Scan the entries and state how many lines contain "label". Write no other text.

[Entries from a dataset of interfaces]

##############################

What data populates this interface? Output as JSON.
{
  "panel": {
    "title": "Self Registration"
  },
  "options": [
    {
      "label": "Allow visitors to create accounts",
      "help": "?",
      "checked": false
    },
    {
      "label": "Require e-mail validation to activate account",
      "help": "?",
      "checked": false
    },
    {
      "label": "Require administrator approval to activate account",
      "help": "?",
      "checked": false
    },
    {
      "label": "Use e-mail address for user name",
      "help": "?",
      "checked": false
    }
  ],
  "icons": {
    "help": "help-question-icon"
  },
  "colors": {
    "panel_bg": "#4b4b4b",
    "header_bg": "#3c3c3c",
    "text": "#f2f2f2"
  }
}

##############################

ANSWER TO THIS PROBLEM - 4